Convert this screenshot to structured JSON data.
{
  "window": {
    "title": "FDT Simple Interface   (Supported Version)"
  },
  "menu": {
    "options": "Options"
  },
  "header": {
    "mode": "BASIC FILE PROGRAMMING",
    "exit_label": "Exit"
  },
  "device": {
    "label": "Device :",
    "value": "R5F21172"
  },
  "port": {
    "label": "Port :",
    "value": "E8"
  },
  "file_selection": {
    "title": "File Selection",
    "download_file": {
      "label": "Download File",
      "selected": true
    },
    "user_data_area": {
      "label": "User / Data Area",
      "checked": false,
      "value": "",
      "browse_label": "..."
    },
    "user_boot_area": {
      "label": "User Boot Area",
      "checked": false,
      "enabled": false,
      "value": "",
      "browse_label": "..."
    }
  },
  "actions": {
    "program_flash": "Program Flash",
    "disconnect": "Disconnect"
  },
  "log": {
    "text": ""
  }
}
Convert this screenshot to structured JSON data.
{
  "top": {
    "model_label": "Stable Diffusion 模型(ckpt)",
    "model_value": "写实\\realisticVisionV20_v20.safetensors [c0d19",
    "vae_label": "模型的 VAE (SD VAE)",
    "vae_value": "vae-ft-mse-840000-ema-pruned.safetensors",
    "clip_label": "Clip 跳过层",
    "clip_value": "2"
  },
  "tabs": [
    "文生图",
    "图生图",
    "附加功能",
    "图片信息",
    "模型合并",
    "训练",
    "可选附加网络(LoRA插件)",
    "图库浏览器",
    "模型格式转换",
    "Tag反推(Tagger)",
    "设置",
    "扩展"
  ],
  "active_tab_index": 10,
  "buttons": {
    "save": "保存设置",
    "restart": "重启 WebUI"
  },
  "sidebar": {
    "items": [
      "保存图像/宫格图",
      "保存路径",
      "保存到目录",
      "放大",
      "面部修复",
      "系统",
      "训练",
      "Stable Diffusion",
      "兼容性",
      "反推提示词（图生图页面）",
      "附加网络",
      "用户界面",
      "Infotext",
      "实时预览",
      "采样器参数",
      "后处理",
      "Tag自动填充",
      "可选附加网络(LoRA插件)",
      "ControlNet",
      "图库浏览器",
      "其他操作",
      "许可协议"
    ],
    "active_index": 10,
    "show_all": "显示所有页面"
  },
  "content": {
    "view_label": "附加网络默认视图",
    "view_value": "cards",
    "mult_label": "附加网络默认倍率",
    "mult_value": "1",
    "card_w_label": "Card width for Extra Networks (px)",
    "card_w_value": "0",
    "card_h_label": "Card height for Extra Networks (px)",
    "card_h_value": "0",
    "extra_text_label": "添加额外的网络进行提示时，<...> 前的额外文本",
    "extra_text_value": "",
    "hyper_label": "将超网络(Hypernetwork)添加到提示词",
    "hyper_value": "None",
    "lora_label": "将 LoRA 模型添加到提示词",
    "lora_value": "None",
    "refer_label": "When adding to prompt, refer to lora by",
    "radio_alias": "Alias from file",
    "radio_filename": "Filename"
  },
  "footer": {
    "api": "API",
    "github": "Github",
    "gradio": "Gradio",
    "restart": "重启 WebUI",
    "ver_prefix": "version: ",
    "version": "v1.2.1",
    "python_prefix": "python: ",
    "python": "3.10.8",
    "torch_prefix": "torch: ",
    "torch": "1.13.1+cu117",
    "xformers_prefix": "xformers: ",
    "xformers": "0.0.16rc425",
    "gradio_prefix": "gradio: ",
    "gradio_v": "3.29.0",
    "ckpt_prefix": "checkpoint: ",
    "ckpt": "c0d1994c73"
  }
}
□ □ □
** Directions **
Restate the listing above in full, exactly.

** Answer area **
Convert this screenshot to structured JSON data.
{
  "window": {
    "title": "FDT Simple Interface   (Supported Version)"
  },
  "menu": {
    "options": "Options"
  },
  "header": {
    "mode": "BASIC FILE PROGRAMMING",
    "exit_label": "Exit"
  },
  "device": {
    "label": "Device :",
    "value": "R5F21172"
  },
  "port": {
    "label": "Port :",
    "value": "E8"
  },
  "file_selection": {
    "title": "File Selection",
    "download_file": {
      "label": "Download File",
      "selected": true
    },
    "user_data_area": {
      "label": "User / Data Area",
      "checked": false,
      "value": "",
      "browse_label": "..."
    },
    "user_boot_area": {
      "label": "User Boot Area",
      "checked": false,
      "enabled": false,
      "value": "",
      "browse_label": "..."
    }
  },
  "actions": {
    "program_flash": "Program Flash",
    "disconnect": "Disconnect"
  },
  "log": {
    "text": ""
  }
}
Convert this screenshot to structured JSON data.
{
  "top": {
    "model_label": "Stable Diffusion 模型(ckpt)",
    "model_value": "写实\\realisticVisionV20_v20.safetensors [c0d19",
    "vae_label": "模型的 VAE (SD VAE)",
    "vae_value": "vae-ft-mse-840000-ema-pruned.safetensors",
    "clip_label": "Clip 跳过层",
    "clip_value": "2"
  },
  "tabs": [
    "文生图",
    "图生图",
    "附加功能",
    "图片信息",
    "模型合并",
    "训练",
    "可选附加网络(LoRA插件)",
    "图库浏览器",
    "模型格式转换",
    "Tag反推(Tagger)",
    "设置",
    "扩展"
  ],
  "active_tab_index": 10,
  "buttons": {
    "save": "保存设置",
    "restart": "重启 WebUI"
  },
  "sidebar": {
    "items": [
      "保存图像/宫格图",
      "保存路径",
      "保存到目录",
      "放大",
      "面部修复",
      "系统",
      "训练",
      "Stable Diffusion",
      "兼容性",
      "反推提示词（图生图页面）",
      "附加网络",
      "用户界面",
      "Infotext",
      "实时预览",
      "采样器参数",
      "后处理",
      "Tag自动填充",
      "可选附加网络(LoRA插件)",
      "ControlNet",
      "图库浏览器",
      "其他操作",
      "许可协议"
    ],
    "active_index": 10,
    "show_all": "显示所有页面"
  },
  "content": {
    "view_label": "附加网络默认视图",
    "view_value": "cards",
    "mult_label": "附加网络默认倍率",
    "mult_value": "1",
    "card_w_label": "Card width for Extra Networks (px)",
    "card_w_value": "0",
    "card_h_label": "Card height for Extra Networks (px)",
    "card_h_value": "0",
    "extra_text_label": "添加额外的网络进行提示时，<...> 前的额外文本",
    "extra_text_value": "",
    "hyper_label": "将超网络(Hypernetwork)添加到提示词",
    "hyper_value": "None",
    "lora_label": "将 LoRA 模型添加到提示词",
    "lora_value": "None",
    "refer_label": "When adding to prompt, refer to lora by",
    "radio_alias": "Alias from file",
    "radio_filename": "Filename"
  },
  "footer": {
    "api": "API",
    "github": "Github",
    "gradio": "Gradio",
    "restart": "重启 WebUI",
    "ver_prefix": "version: ",
    "version": "v1.2.1",
    "python_prefix": "python: ",
    "python": "3.10.8",
    "torch_prefix": "torch: ",
    "torch": "1.13.1+cu117",
    "xformers_prefix": "xformers: ",
    "xformers": "0.0.16rc425",
    "gradio_prefix": "gradio: ",
    "gradio_v": "3.29.0",
    "ckpt_prefix": "checkpoint: ",
    "ckpt": "c0d1994c73"
  }
}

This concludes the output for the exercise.